Sat 23 July, 6 - 11pm
Mansell Street, E1
“This is a silent scream to all the people previous in our lives who’ve passed judgement on us because of the dark places we’ve been through drugs, prostitution and abuse.”
Amanda, Susie, Maggie and Lynda, part of the collective An Untold Story – Voices
‘Absence of Evidence’ is a collaborative work between art duo Henry/Bragg and An Untold Story – Voices, a group of former street sex workers in Hull, honouring 14 of their fellow workers who have died. From the outset of this collaboration, the women were very clear about what they wanted to achieve. “We wanted this to be a journey around the old spaces we shared, a mapped memorial to friends and other women we know who haven’t made it.” The images, at first glance, seem innocuous; ordinary places that could belong anywhere. But these places hide a thousand untold stories. These are locations where the women worked and where serious violent crime against street sex workers took place. The body of work consists of 14 photographs, taken by both the artists and the women, one for each of the women who died. They are accompanied with fragments of conversation recalling their time working on the streets. By placing the work on billboards in a street setting it is hoped to reach a diverse audience and provoke discussions around the decriminalisation of sex work.
Supported by Lankelly Chase.
Henry/Bragg are artists Julie Henry (born Cambridge 1959) and Debbie Bragg (born Kent 1974).They highlight subject matters that mean a great deal to them, such as the erosion of working class culture and the human longing for escapism. They shine a light on overlooked members of society and capture parts of culture before they completely pass, using a mix of documentary photography, film and social engagement. They take the familiar and displace it in order to present it back to the viewer as a mirror to themselves.

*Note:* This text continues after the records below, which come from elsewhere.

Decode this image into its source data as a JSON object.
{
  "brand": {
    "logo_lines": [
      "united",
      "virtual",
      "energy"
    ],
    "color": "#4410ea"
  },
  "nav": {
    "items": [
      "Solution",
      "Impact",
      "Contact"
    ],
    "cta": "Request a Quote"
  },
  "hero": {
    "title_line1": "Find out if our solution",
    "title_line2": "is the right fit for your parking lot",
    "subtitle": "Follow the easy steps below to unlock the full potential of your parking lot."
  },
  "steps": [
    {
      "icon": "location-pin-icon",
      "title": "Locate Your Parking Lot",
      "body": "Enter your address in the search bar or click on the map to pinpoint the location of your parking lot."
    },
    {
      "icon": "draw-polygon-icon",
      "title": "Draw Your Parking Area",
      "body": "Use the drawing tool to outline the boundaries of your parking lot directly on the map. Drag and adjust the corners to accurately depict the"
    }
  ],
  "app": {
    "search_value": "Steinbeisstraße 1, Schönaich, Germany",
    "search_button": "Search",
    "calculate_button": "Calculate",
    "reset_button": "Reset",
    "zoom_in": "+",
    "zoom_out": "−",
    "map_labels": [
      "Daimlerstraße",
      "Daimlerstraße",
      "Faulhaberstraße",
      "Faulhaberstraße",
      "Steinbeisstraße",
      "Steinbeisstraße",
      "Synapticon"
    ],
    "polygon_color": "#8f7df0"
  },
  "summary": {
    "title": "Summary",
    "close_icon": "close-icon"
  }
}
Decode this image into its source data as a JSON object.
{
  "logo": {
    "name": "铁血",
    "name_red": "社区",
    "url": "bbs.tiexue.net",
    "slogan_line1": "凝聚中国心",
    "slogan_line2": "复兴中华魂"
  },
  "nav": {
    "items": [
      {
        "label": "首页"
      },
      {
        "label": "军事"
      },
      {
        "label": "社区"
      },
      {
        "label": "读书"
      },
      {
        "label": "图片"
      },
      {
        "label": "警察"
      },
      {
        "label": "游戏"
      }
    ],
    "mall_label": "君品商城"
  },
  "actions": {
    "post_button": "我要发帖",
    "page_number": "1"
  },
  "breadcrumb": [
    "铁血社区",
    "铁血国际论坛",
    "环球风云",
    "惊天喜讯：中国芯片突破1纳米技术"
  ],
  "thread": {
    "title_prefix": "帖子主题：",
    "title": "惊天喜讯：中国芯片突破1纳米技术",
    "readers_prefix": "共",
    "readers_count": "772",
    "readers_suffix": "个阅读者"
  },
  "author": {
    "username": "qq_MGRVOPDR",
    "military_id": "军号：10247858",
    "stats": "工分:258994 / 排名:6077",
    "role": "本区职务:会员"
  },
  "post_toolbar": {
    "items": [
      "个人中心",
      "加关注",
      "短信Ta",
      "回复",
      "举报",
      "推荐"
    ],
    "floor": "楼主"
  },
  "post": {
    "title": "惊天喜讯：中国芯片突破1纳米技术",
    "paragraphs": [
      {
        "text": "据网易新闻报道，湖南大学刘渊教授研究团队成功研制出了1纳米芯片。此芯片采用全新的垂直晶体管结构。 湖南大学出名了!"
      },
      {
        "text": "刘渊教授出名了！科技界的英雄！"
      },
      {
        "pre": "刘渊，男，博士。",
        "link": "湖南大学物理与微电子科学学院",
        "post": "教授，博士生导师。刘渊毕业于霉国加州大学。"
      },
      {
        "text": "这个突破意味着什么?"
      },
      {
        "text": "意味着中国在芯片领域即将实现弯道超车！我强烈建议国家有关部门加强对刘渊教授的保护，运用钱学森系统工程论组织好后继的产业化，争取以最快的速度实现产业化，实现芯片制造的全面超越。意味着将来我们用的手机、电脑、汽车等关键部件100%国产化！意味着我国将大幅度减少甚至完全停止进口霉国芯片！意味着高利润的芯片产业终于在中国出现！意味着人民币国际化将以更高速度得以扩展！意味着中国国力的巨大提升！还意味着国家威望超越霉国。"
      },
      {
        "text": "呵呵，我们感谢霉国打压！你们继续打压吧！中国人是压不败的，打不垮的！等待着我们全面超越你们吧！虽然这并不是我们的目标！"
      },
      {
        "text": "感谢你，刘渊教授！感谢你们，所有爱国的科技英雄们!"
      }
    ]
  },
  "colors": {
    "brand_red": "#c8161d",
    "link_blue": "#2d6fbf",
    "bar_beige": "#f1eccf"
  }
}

“From amateur talent shows at working men’s clubs to mod reunions in provincial dancehalls, sharply focused and unsentimental, the work nonetheless possesses an almost nostalgic bittersweet quality, as if aware of both the transience of these moments, and the increasing fragility of many of the working-class subcultures that sustain them.” Steven Bode, Film and Video Umbrella
‘On side-by-side screens Going Down shows the ‘home’ and ‘away’ spectators at a Premier League football match in London. Possibly the greatest work of art ever made on the subject of sport, Going Down is 90 seconds of contemporary agony and ecstasy in football.’ Bill Jeffries, Presentation House Gallery,Vancouver
“Probably the finest interventionists working in the UK today.” Graham Crowley, Professor of Painting RCA, 1998-2006
Works include: Going Down (1998) a film installation about football fandom; Talent Show (2000) about people who enter talent shows in East London; Dyed in the Wool (2005) about the commidification of football; Blooming Britain (2011) a study of people who enter gardening competitions; The Surrey Hills (2012) an audio-visual piece about a landfill site; B.I.N.G.O (2015) about the changing face of bingo; Ecoute Bien la Campagne (2016) about the contrasts of living in the city and the countryside; One Night in Benidorm (2017) documenting a single night out in the Spanish holiday resort; Columba Livia Domestica (2018) looking at the humble pigeon; Three Minute Heroes (2019) documenting original punk bands still going today and Absence of Evidence (2019) a collaboration with former street sex workers, shown as a street exhibition on billboards and posters in Hull and London Summer 2020.
“Our interest is in people and our work is a socio-anthropological approach to social groups, usually involving 6 -12 months participant research. During this time we have the opportunity to interact with the people involved in the subject matter. Our thoughts and ideas change throughout this time as we develop a relationship with participants, making this an organic process. Because of lengthy research time we nearly always feel an attachment with the people involved so we feel more like a co-participant rather than a dispassionate observer. Our work to date has given us the opportunity to work with a diverse range of people from football fans to the women’s institute, old mods to talent show contestants, pigeon fanciers to ageing punks. We have always gained some understanding from our work and research; we see this as a dialogical process with learning on both parts. We like to turn the spotlight onto real people in real situations.”
An Untold Story – Voices are a collective of women with lived experience of street sex working in Hull, and allies. They authored and were involved in the publication of An Untold Story in 2017; a self-edited book of narratives, images and poetry which outlines the major themes of lived experience which the authors wanted to highlight.
They are concerned by the multiple and complex disadvantages still faced by many women who are involved in street sex work. Though admitting they don’t have all the answers, they know how these are both created and made worse by all forms of marginalisation, the misapplication of legislation, and punitive government policies which impoverish those who struggle the most.
They exist to support the raising of voices of lived experience of those sex workers most at risk of these challenges and injustices. They endeavour to do this through promoting understanding via human stories and working together as an inclusive community to shift cultural perception and effect justice and systemic change. They aim to see greater equality for current street sex workers, women at risk and therefore for all of us.
To read more about the women’s life experiences in their book ‘An Untold Story’ and to get information on their campaign, please see: